I found this interesting article that tackles what to me is a new concept although it shouldn’t be. The concept of new ruralism to me is somewhat going back to the basics. While urbanization seems to be an unstoppable force, there is still the need to preserve rural areas and also the way of life as well as the industries that we need to sustain urban living. Food production, for example, is something that is being advocated or promoted in urban areas but hasn’t really caught on. Farming seems to have lost a lot of people as it is perceived as backward and yet it is essential.

New Ruralism: Solutions for Struggling Small Towns [by Jared Green in The Dirt, June 14, 2017]

What do you think about this concept of new ruralism? Is it something that’s also applicable to the Philippines or is will it be just a fad?

Give way!

Road courtesy can be a scarce thing in many Philippine roads. In many road crash incidents, it can be quite obvious even to the casual observer that one of the problems we have is drivers and riders not practicing common courtesy. Hindi nagbibigayan. This is the case in most intersections where no traffic signals are installed and operational. Congestion occurs as drivers and riders try to impose their right of way over others. The absence of traffic personnel, even those who have limited capabilities managing traffic, further exacerbates the situation as motorists tend to ignore traffic personnel. Based on my observations, the most guilty of ignoring traffic rules and regulations including the enforcer on duty are motorcycle riders, followed by public utility vehicle drivers.

Below is a scene that greeted me one morning during my commute to my workplace. Maj. Dizon is a secondary national road passing through a residential area in Quezon City and Marikina; connecting  C-5 with Marcos Highway.

Who had the right of way here? Did the private car have the ROW and the taxi driver tried to impose himself (cut into the path of the private car) thinking that the private car driver will slow down to give way? Or did the taxi driver have the ROW but then the private driver decided to accelerate so as to prevent the taxi from completing the maneuver? Either are likely cases and are often the cause of crashes like this.

Other situations that are common are vehicles maneuvering (e.g., backing or turning) but tricycle drivers and motorcycle riders proceeding despite the clear ROW for the maneuvering vehicles. In certain cases, large vehicles like trucks have blind sides and have resulted in their inadvertently hitting motorcycles who riskily and recklessly maneuver with respect to the trucks.

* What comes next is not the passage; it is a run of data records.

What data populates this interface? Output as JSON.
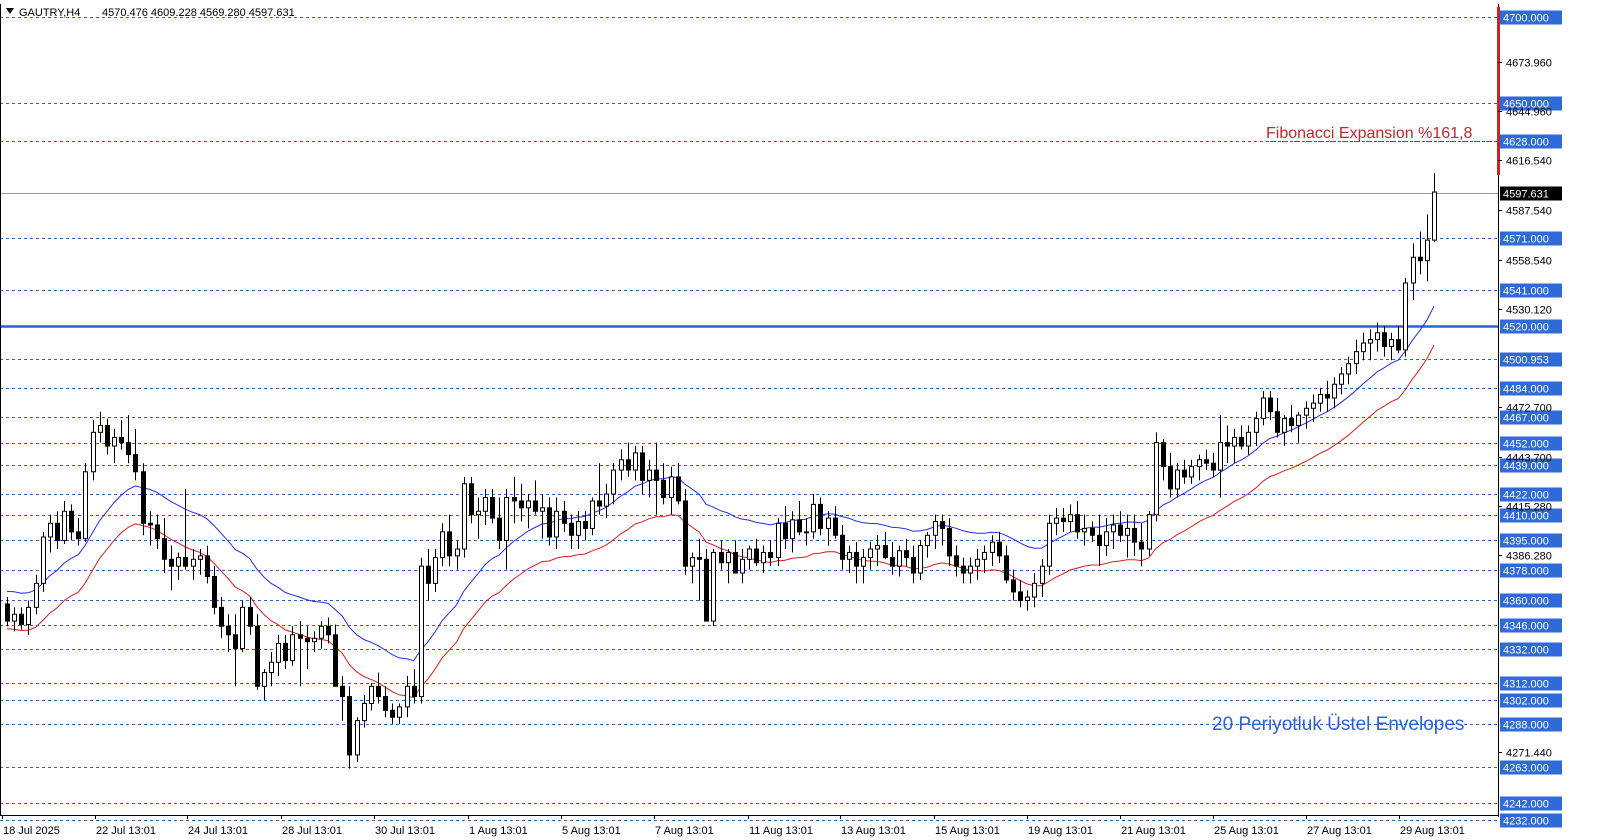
{
  "header": {
    "symbol": "GAUTRY,H4",
    "ohlc": "4570.476 4609.228 4569.280 4597.631"
  },
  "annotations": {
    "fibonacci": "Fibonacci Expansion %161,8",
    "envelopes": "20 Periyotluk Üstel Envelopes"
  },
  "colors": {
    "grid": "#2f5fd8",
    "upper_envelope": "#1e2ff0",
    "lower_envelope": "#e01b1b",
    "support": "#2f5fd8",
    "fib_line": "#c0282d",
    "level_badge": "#2f6bd8",
    "current_badge": "#000000"
  },
  "chart_data": {
    "type": "candlestick",
    "timeframe": "H4",
    "ylim": [
      4232,
      4703
    ],
    "current_price": 4597.631,
    "current_price_label": "4597.631",
    "support_level": 4520,
    "fib_level": 4628,
    "price_levels": [
      "4700.000",
      "4650.000",
      "4628.000",
      "4571.000",
      "4541.000",
      "4520.000",
      "4500.953",
      "4484.000",
      "4467.000",
      "4452.000",
      "4439.000",
      "4422.000",
      "4410.000",
      "4395.000",
      "4378.000",
      "4360.000",
      "4346.000",
      "4332.000",
      "4312.000",
      "4302.000",
      "4288.000",
      "4263.000",
      "4242.000",
      "4232.000"
    ],
    "axis_ticks": [
      "4673.960",
      "4644.960",
      "4616.540",
      "4587.540",
      "4558.540",
      "4530.120",
      "4472.700",
      "4443.700",
      "4415.280",
      "4386.280",
      "4271.440"
    ],
    "x_labels": [
      "18 Jul 2025",
      "22 Jul 13:01",
      "24 Jul 13:01",
      "28 Jul 13:01",
      "30 Jul 13:01",
      "1 Aug 13:01",
      "5 Aug 13:01",
      "7 Aug 13:01",
      "11 Aug 13:01",
      "13 Aug 13:01",
      "15 Aug 13:01",
      "19 Aug 13:01",
      "21 Aug 13:01",
      "25 Aug 13:01",
      "27 Aug 13:01",
      "29 Aug 13:01"
    ],
    "candles": [
      [
        4358,
        4362,
        4345,
        4348
      ],
      [
        4348,
        4356,
        4342,
        4352
      ],
      [
        4352,
        4356,
        4343,
        4346
      ],
      [
        4346,
        4360,
        4340,
        4356
      ],
      [
        4356,
        4375,
        4352,
        4370
      ],
      [
        4370,
        4400,
        4365,
        4397
      ],
      [
        4397,
        4410,
        4388,
        4405
      ],
      [
        4405,
        4412,
        4390,
        4395
      ],
      [
        4395,
        4418,
        4393,
        4412
      ],
      [
        4412,
        4416,
        4395,
        4400
      ],
      [
        4400,
        4408,
        4392,
        4396
      ],
      [
        4396,
        4440,
        4394,
        4435
      ],
      [
        4435,
        4465,
        4430,
        4458
      ],
      [
        4458,
        4470,
        4452,
        4462
      ],
      [
        4462,
        4466,
        4445,
        4450
      ],
      [
        4450,
        4460,
        4440,
        4455
      ],
      [
        4455,
        4465,
        4448,
        4452
      ],
      [
        4452,
        4468,
        4440,
        4445
      ],
      [
        4445,
        4460,
        4430,
        4435
      ],
      [
        4435,
        4440,
        4398,
        4405
      ],
      [
        4405,
        4412,
        4392,
        4404
      ],
      [
        4404,
        4410,
        4390,
        4396
      ],
      [
        4396,
        4408,
        4376,
        4384
      ],
      [
        4384,
        4392,
        4366,
        4380
      ],
      [
        4380,
        4388,
        4372,
        4385
      ],
      [
        4385,
        4425,
        4378,
        4380
      ],
      [
        4380,
        4390,
        4372,
        4384
      ],
      [
        4384,
        4390,
        4375,
        4386
      ],
      [
        4386,
        4392,
        4370,
        4374
      ],
      [
        4374,
        4380,
        4352,
        4356
      ],
      [
        4356,
        4362,
        4338,
        4345
      ],
      [
        4345,
        4352,
        4330,
        4340
      ],
      [
        4340,
        4352,
        4310,
        4332
      ],
      [
        4332,
        4360,
        4330,
        4356
      ],
      [
        4356,
        4362,
        4340,
        4345
      ],
      [
        4345,
        4352,
        4308,
        4310
      ],
      [
        4310,
        4320,
        4302,
        4318
      ],
      [
        4318,
        4330,
        4310,
        4324
      ],
      [
        4324,
        4340,
        4316,
        4335
      ],
      [
        4335,
        4340,
        4320,
        4325
      ],
      [
        4325,
        4345,
        4322,
        4340
      ],
      [
        4340,
        4348,
        4310,
        4338
      ],
      [
        4338,
        4345,
        4320,
        4336
      ],
      [
        4336,
        4342,
        4330,
        4338
      ],
      [
        4338,
        4348,
        4332,
        4345
      ],
      [
        4345,
        4350,
        4335,
        4340
      ],
      [
        4340,
        4346,
        4310,
        4310
      ],
      [
        4310,
        4316,
        4290,
        4304
      ],
      [
        4304,
        4310,
        4262,
        4270
      ],
      [
        4270,
        4292,
        4266,
        4290
      ],
      [
        4290,
        4305,
        4286,
        4300
      ],
      [
        4300,
        4312,
        4296,
        4310
      ],
      [
        4310,
        4318,
        4300,
        4304
      ],
      [
        4304,
        4310,
        4292,
        4296
      ],
      [
        4296,
        4300,
        4288,
        4292
      ],
      [
        4292,
        4300,
        4288,
        4298
      ],
      [
        4298,
        4316,
        4292,
        4310
      ],
      [
        4310,
        4320,
        4300,
        4304
      ],
      [
        4304,
        4385,
        4300,
        4380
      ],
      [
        4380,
        4390,
        4360,
        4370
      ],
      [
        4370,
        4390,
        4365,
        4385
      ],
      [
        4385,
        4405,
        4380,
        4400
      ],
      [
        4400,
        4410,
        4380,
        4386
      ],
      [
        4386,
        4395,
        4378,
        4390
      ],
      [
        4390,
        4432,
        4385,
        4428
      ],
      [
        4428,
        4432,
        4405,
        4410
      ],
      [
        4410,
        4420,
        4396,
        4412
      ],
      [
        4412,
        4425,
        4404,
        4420
      ],
      [
        4420,
        4425,
        4405,
        4408
      ],
      [
        4408,
        4420,
        4390,
        4395
      ],
      [
        4395,
        4425,
        4378,
        4420
      ],
      [
        4420,
        4432,
        4405,
        4418
      ],
      [
        4418,
        4428,
        4406,
        4414
      ],
      [
        4414,
        4422,
        4402,
        4418
      ],
      [
        4418,
        4430,
        4410,
        4412
      ],
      [
        4412,
        4422,
        4396,
        4414
      ],
      [
        4414,
        4420,
        4392,
        4397
      ],
      [
        4397,
        4420,
        4390,
        4412
      ],
      [
        4412,
        4418,
        4400,
        4405
      ],
      [
        4405,
        4410,
        4390,
        4398
      ],
      [
        4398,
        4412,
        4390,
        4406
      ],
      [
        4406,
        4412,
        4395,
        4402
      ],
      [
        4402,
        4420,
        4398,
        4418
      ],
      [
        4418,
        4440,
        4410,
        4415
      ],
      [
        4415,
        4428,
        4408,
        4422
      ],
      [
        4422,
        4440,
        4416,
        4436
      ],
      [
        4436,
        4448,
        4430,
        4442
      ],
      [
        4442,
        4452,
        4432,
        4436
      ],
      [
        4436,
        4450,
        4430,
        4446
      ],
      [
        4446,
        4450,
        4422,
        4430
      ],
      [
        4430,
        4442,
        4420,
        4436
      ],
      [
        4436,
        4452,
        4410,
        4430
      ],
      [
        4430,
        4440,
        4416,
        4420
      ],
      [
        4420,
        4438,
        4410,
        4432
      ],
      [
        4432,
        4440,
        4416,
        4418
      ],
      [
        4418,
        4425,
        4375,
        4380
      ],
      [
        4380,
        4388,
        4370,
        4385
      ],
      [
        4385,
        4396,
        4360,
        4384
      ],
      [
        4384,
        4390,
        4348,
        4348
      ],
      [
        4348,
        4390,
        4345,
        4388
      ],
      [
        4388,
        4395,
        4378,
        4382
      ],
      [
        4382,
        4390,
        4370,
        4388
      ],
      [
        4388,
        4395,
        4376,
        4376
      ],
      [
        4376,
        4390,
        4370,
        4384
      ],
      [
        4384,
        4392,
        4378,
        4390
      ],
      [
        4390,
        4396,
        4380,
        4382
      ],
      [
        4382,
        4392,
        4376,
        4388
      ],
      [
        4388,
        4395,
        4380,
        4385
      ],
      [
        4385,
        4408,
        4380,
        4405
      ],
      [
        4405,
        4415,
        4390,
        4396
      ],
      [
        4396,
        4412,
        4388,
        4407
      ],
      [
        4407,
        4418,
        4398,
        4400
      ],
      [
        4400,
        4408,
        4392,
        4400
      ],
      [
        4400,
        4422,
        4396,
        4416
      ],
      [
        4416,
        4420,
        4398,
        4402
      ],
      [
        4402,
        4412,
        4392,
        4408
      ],
      [
        4408,
        4415,
        4396,
        4398
      ],
      [
        4398,
        4404,
        4378,
        4384
      ],
      [
        4384,
        4392,
        4376,
        4388
      ],
      [
        4388,
        4394,
        4370,
        4380
      ],
      [
        4380,
        4390,
        4370,
        4385
      ],
      [
        4385,
        4394,
        4378,
        4390
      ],
      [
        4390,
        4398,
        4380,
        4392
      ],
      [
        4392,
        4400,
        4384,
        4385
      ],
      [
        4385,
        4394,
        4375,
        4380
      ],
      [
        4380,
        4392,
        4374,
        4389
      ],
      [
        4389,
        4396,
        4380,
        4385
      ],
      [
        4385,
        4392,
        4370,
        4376
      ],
      [
        4376,
        4395,
        4372,
        4392
      ],
      [
        4392,
        4400,
        4385,
        4398
      ],
      [
        4398,
        4410,
        4390,
        4406
      ],
      [
        4406,
        4410,
        4392,
        4402
      ],
      [
        4402,
        4408,
        4380,
        4386
      ],
      [
        4386,
        4392,
        4374,
        4380
      ],
      [
        4380,
        4385,
        4370,
        4376
      ],
      [
        4376,
        4385,
        4370,
        4380
      ],
      [
        4380,
        4390,
        4372,
        4384
      ],
      [
        4384,
        4392,
        4376,
        4388
      ],
      [
        4388,
        4398,
        4380,
        4394
      ],
      [
        4394,
        4400,
        4382,
        4386
      ],
      [
        4386,
        4392,
        4370,
        4372
      ],
      [
        4372,
        4378,
        4360,
        4365
      ],
      [
        4365,
        4372,
        4356,
        4360
      ],
      [
        4360,
        4366,
        4354,
        4362
      ],
      [
        4362,
        4376,
        4356,
        4370
      ],
      [
        4370,
        4384,
        4362,
        4380
      ],
      [
        4380,
        4410,
        4375,
        4405
      ],
      [
        4405,
        4414,
        4398,
        4408
      ],
      [
        4408,
        4414,
        4400,
        4406
      ],
      [
        4406,
        4416,
        4400,
        4410
      ],
      [
        4410,
        4418,
        4396,
        4400
      ],
      [
        4400,
        4410,
        4392,
        4402
      ],
      [
        4402,
        4406,
        4394,
        4398
      ],
      [
        4398,
        4410,
        4380,
        4392
      ],
      [
        4392,
        4408,
        4386,
        4400
      ],
      [
        4400,
        4410,
        4390,
        4404
      ],
      [
        4404,
        4412,
        4394,
        4398
      ],
      [
        4398,
        4410,
        4385,
        4402
      ],
      [
        4402,
        4410,
        4386,
        4394
      ],
      [
        4394,
        4405,
        4380,
        4390
      ],
      [
        4390,
        4412,
        4386,
        4410
      ],
      [
        4410,
        4458,
        4406,
        4452
      ],
      [
        4452,
        4454,
        4430,
        4438
      ],
      [
        4438,
        4446,
        4420,
        4425
      ],
      [
        4425,
        4440,
        4420,
        4436
      ],
      [
        4436,
        4442,
        4428,
        4432
      ],
      [
        4432,
        4442,
        4428,
        4438
      ],
      [
        4438,
        4445,
        4430,
        4442
      ],
      [
        4442,
        4448,
        4436,
        4440
      ],
      [
        4440,
        4446,
        4432,
        4436
      ],
      [
        4436,
        4468,
        4420,
        4452
      ],
      [
        4452,
        4462,
        4440,
        4450
      ],
      [
        4450,
        4460,
        4440,
        4455
      ],
      [
        4455,
        4462,
        4448,
        4450
      ],
      [
        4450,
        4462,
        4445,
        4458
      ],
      [
        4458,
        4470,
        4450,
        4466
      ],
      [
        4466,
        4482,
        4462,
        4478
      ],
      [
        4478,
        4482,
        4465,
        4470
      ],
      [
        4470,
        4478,
        4455,
        4458
      ],
      [
        4458,
        4468,
        4450,
        4466
      ],
      [
        4466,
        4474,
        4458,
        4462
      ],
      [
        4462,
        4470,
        4452,
        4468
      ],
      [
        4468,
        4476,
        4460,
        4472
      ],
      [
        4472,
        4480,
        4464,
        4475
      ],
      [
        4475,
        4484,
        4470,
        4480
      ],
      [
        4480,
        4488,
        4470,
        4478
      ],
      [
        4478,
        4490,
        4472,
        4486
      ],
      [
        4486,
        4496,
        4480,
        4492
      ],
      [
        4492,
        4502,
        4486,
        4498
      ],
      [
        4498,
        4512,
        4492,
        4505
      ],
      [
        4505,
        4516,
        4500,
        4510
      ],
      [
        4510,
        4518,
        4500,
        4512
      ],
      [
        4512,
        4522,
        4505,
        4516
      ],
      [
        4516,
        4520,
        4502,
        4508
      ],
      [
        4508,
        4516,
        4500,
        4512
      ],
      [
        4512,
        4520,
        4504,
        4506
      ],
      [
        4506,
        4548,
        4502,
        4545
      ],
      [
        4545,
        4568,
        4535,
        4560
      ],
      [
        4560,
        4575,
        4550,
        4558
      ],
      [
        4558,
        4585,
        4546,
        4570
      ],
      [
        4570,
        4609,
        4569,
        4598
      ]
    ]
  }
}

How do we address such behavior? It likely is rooted from how drivers and riders learn to drive or ride so its starts with that stage. Many people learn to drive or ride from peers or their seniors (e.g., parent, uncle, family driver, company driver, etc.) while others learn via driving schools. Do they learn courtesy from their ‘teachers’? Are driving schools imparting this or just teaching people how to operate a vehicle? Then there is the licensing stage. The Land Transportation Office (LTO) is also responsible for assessing whether those applying for licenses are qualified. Both the written and practical exams should contain elements related to the practice of courtesy. And then there is the enforcement aspect, which has the burden of educating drivers and riders by accosting and reminding (lecturing?) motorists about proper driving and riding etiquette. Of course, you have to have capable enforcers in the field whether they be traffic aides or police officers.